## WHAT NEEDS TO BE DONE
The lines needed are those below that contain the word "Fries"; copy each one.

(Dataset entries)
---

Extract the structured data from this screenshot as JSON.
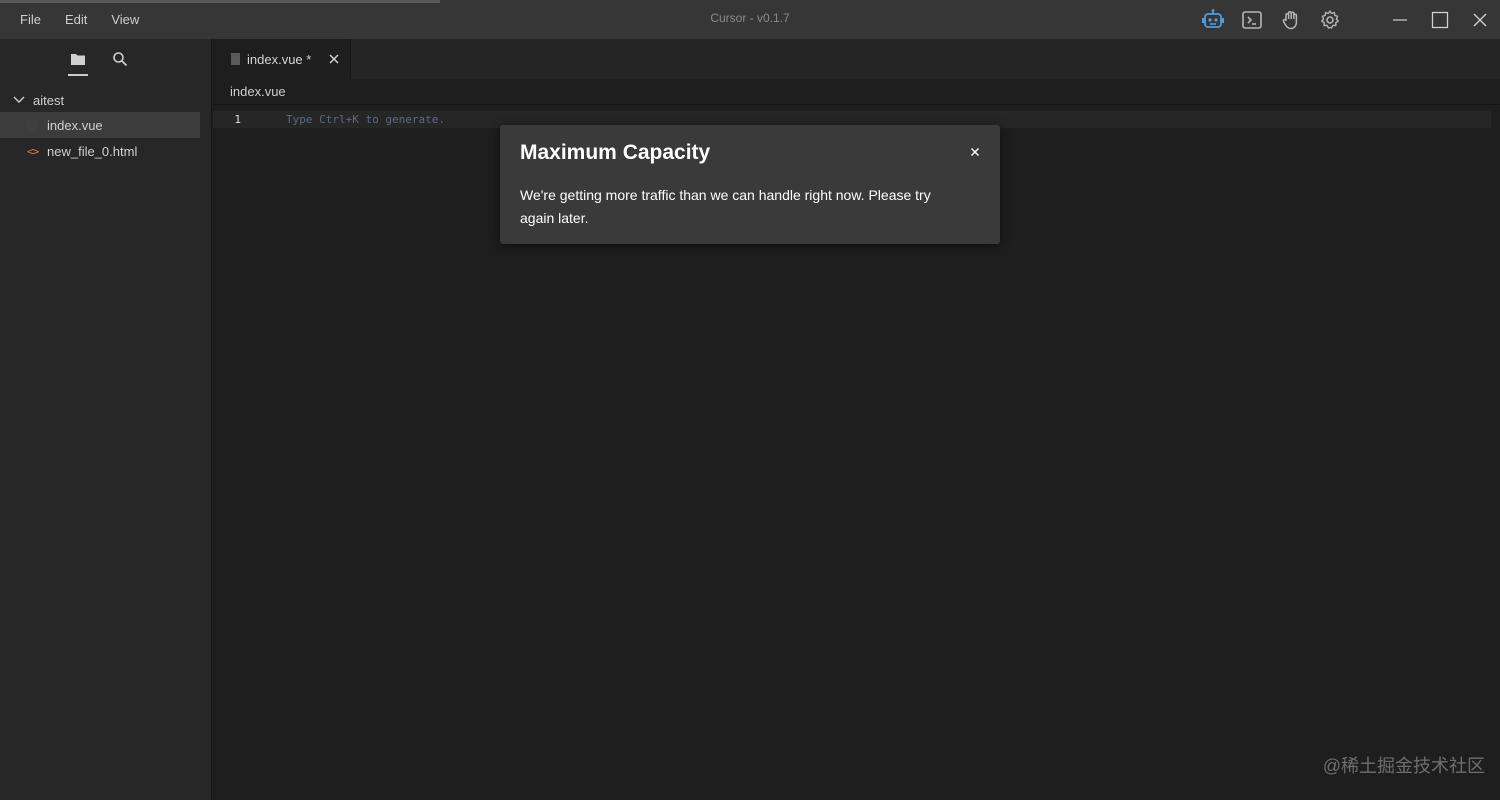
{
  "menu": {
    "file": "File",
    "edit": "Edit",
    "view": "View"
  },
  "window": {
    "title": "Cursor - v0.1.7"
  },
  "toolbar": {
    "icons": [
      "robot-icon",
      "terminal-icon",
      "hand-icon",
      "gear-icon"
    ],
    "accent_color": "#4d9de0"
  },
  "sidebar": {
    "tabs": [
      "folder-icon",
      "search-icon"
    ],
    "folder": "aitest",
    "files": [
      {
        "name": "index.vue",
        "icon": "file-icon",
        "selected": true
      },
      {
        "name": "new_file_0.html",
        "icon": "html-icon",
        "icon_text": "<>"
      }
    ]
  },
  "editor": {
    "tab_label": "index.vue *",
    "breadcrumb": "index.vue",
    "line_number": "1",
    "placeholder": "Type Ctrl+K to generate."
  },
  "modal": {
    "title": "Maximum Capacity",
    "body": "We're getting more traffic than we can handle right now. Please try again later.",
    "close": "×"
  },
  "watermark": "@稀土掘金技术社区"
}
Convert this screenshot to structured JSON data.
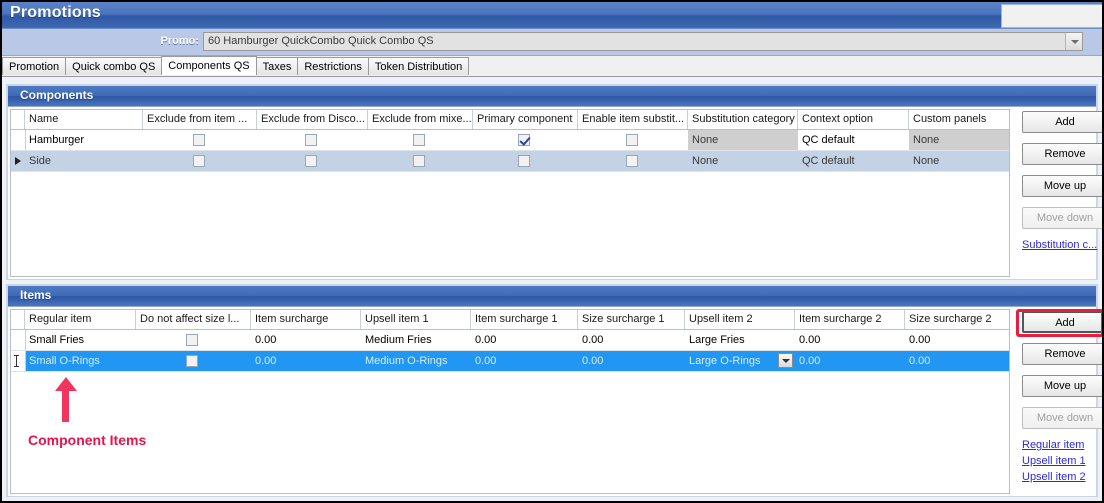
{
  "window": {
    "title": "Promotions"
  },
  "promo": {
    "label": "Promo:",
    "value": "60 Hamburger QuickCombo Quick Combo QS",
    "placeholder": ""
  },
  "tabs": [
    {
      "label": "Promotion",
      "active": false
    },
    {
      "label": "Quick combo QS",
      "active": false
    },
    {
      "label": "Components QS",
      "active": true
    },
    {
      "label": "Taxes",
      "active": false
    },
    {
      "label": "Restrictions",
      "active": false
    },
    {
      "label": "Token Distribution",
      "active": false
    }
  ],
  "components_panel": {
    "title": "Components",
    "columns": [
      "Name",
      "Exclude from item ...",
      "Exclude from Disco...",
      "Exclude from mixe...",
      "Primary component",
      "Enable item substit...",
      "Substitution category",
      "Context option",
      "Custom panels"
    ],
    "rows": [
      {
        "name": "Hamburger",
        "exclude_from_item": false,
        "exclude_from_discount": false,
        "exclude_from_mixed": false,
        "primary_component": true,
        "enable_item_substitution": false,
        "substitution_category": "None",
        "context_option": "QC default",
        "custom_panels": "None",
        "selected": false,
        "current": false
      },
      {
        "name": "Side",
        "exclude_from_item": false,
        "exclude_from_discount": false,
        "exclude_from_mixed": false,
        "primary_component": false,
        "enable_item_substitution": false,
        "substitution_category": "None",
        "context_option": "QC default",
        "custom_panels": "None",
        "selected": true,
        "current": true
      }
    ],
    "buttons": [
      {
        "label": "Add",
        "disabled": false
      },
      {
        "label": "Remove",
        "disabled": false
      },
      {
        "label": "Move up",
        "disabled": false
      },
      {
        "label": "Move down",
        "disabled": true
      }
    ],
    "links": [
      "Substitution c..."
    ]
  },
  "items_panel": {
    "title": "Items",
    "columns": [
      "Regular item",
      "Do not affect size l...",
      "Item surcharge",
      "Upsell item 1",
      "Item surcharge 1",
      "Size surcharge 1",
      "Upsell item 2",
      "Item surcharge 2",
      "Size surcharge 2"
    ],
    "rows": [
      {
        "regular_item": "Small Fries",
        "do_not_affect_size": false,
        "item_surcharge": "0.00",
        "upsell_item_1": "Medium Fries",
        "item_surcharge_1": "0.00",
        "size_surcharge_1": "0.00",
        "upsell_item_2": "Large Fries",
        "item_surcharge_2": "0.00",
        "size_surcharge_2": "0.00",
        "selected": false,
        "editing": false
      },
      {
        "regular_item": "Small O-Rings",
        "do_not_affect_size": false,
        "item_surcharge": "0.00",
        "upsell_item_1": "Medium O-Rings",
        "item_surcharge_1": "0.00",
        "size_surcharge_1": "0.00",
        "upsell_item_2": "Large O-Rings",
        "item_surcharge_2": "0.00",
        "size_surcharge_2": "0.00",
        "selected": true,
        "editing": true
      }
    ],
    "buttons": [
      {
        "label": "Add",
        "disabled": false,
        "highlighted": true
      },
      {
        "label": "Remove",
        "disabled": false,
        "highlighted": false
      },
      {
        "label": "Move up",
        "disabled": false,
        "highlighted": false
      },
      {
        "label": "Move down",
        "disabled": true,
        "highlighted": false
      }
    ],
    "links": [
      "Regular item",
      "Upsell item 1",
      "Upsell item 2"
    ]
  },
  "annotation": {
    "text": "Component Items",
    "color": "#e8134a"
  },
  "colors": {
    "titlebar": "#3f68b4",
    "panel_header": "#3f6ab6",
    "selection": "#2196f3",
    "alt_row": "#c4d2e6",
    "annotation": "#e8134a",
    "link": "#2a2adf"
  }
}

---

## PROBLEM SOLUTION
        "regular_item": "Small Fries",
        "upsell_item_1": "Medium Fries",
        "upsell_item_2": "Large Fries",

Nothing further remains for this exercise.